MISSION – A woman living in Mission almost spent Christmas Day behind bars in Matamoros. Now, back on U.S. soil, she’s talking about her arrest.
It happened after Mexican authorities found a box of ammunition in her car while inspecting toys meant for children.
“There was little cars, and little horses, and little coloring pages and wonderful little surprises for them to be able to play in the space of a tent,” said Anamichelle Castellano.
Hundreds of gifts packed into a car heading to migrant children in Matamoros.
Castellano, her husband Jehu and daughter Ellie were taking goods as they have before. Anamichelle was even dressed for the occasion in Christmas attire. It’s part of the Socorro Foundation’s mission to help migrants along the border. This time something different.
“We don't normally drive this vehicle in Mexico, but that morning my vehicle had a flat tire and the battery was dead,” explained Anamichelle.
The family loaded the packages into Jehu’s SUV and the wrapped boxes.
“We’re going to have to open all your gifts or you can go through the x-ray machine. I said, ‘I'll go through the x-ray machine,’” said Anamichelle.
There was an anomaly in the x-ray. At first, authorities thought a coin cup was the undetected mass.
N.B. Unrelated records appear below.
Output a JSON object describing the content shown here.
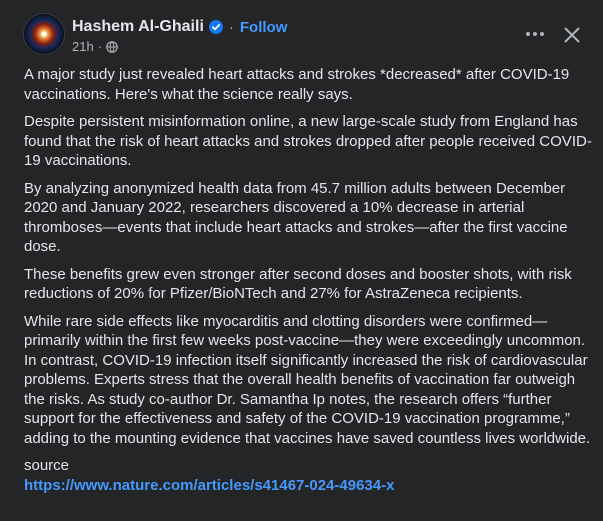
{
  "post": {
    "author": "Hashem Al-Ghaili",
    "follow_label": "Follow",
    "separator": "·",
    "time": "21h",
    "meta_separator": "·",
    "paragraphs": [
      "A major study just revealed heart attacks and strokes *decreased* after COVID-19 vaccinations. Here's what the science really says.",
      "Despite persistent misinformation online, a new large-scale study from England has found that the risk of heart attacks and strokes dropped after people received COVID-19 vaccinations.",
      "By analyzing anonymized health data from 45.7 million adults between December 2020 and January 2022, researchers discovered a 10% decrease in arterial thromboses—events that include heart attacks and strokes—after the first vaccine dose.",
      "These benefits grew even stronger after second doses and booster shots, with risk reductions of 20% for Pfizer/BioNTech and 27% for AstraZeneca recipients.",
      "While rare side effects like myocarditis and clotting disorders were confirmed—primarily within the first few weeks post-vaccine—they were exceedingly uncommon. In contrast, COVID-19 infection itself significantly increased the risk of cardiovascular problems. Experts stress that the overall health benefits of vaccination far outweigh the risks. As study co-author Dr. Samantha Ip notes, the research offers “further support for the effectiveness and safety of the COVID-19 vaccination programme,” adding to the mounting evidence that vaccines have saved countless lives worldwide."
    ],
    "source_label": "source",
    "source_url": "https://www.nature.com/articles/s41467-024-49634-x"
  },
  "icons": {
    "verified": "verified-badge-icon",
    "globe": "globe-icon",
    "more": "more-options-icon",
    "close": "close-icon"
  },
  "colors": {
    "background": "#242526",
    "text": "#e4e6eb",
    "secondary_text": "#b0b3b8",
    "link": "#4599ff",
    "verified": "#1877f2"
  }
}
“We took the coins out and it still showed yellow. So, they, I guess, investigated further and under a bunch of receipts was this random, small little box of bullets that had been left behind by accident from a trip we took more than six months ago to our family's ranch,” Anamichelle described.
Jehu described it as a small box full of 9mm caliber bullets. Taking ammunition into Mexico is a federal crime. Anamichelle and the volunteer in the car with her were detained.
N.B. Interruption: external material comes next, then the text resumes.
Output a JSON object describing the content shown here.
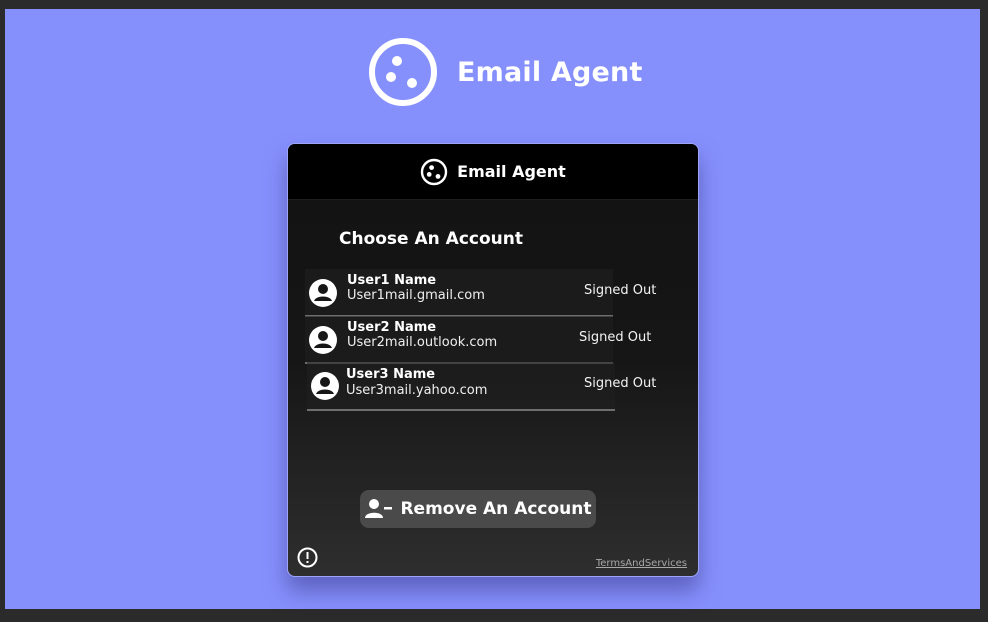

“From there they began to treat us like criminals,” said Anamichelle.
Her husband and young daughter were distraught.
“I don’t care if they hear me cry. I wanted them to hear me cry, because if they heard me cry, they'd hear me suffer,” said Ellie.
Monday afternoon turned into evening. The Castellanos were told repeatedly her release was imminent, but dependent on a process they were not familiar with.
They hired an attorney. He asked them for $500 to negotiate, but nothing happened.
On Tuesday, they tried another attorney who said her release required thousands of dollars. Jehu was getting frustrated.
“I wasn’t feeling like the job was going to get done,” he said.
He says they prayed and by Tuesday afternoon, something changed.
“I’ve been to church my whole life and I know when the presence of God is with me. And I felt a major breakthrough,” said Jehu.
He offered a compromise on the amount and the Mexican officials accepted.
With borrowed money they secured the release of both Anamichelle and her volunteer. Part of the gifts are still in custody, but before they left the family distributed some products and other necessities at the camp.
In spite of the experience, they feel there was a higher purpose.
Jehu said, “We saw the hand of God move.”
For Anamichelle, it served to highlight their mission.
“I think America needs to know that. I think they need to know the story behind this camp,” said Anamichelle.
The Castellanos say investigation in Mexico is still ongoing. They told us they are undeterred from continuing to help.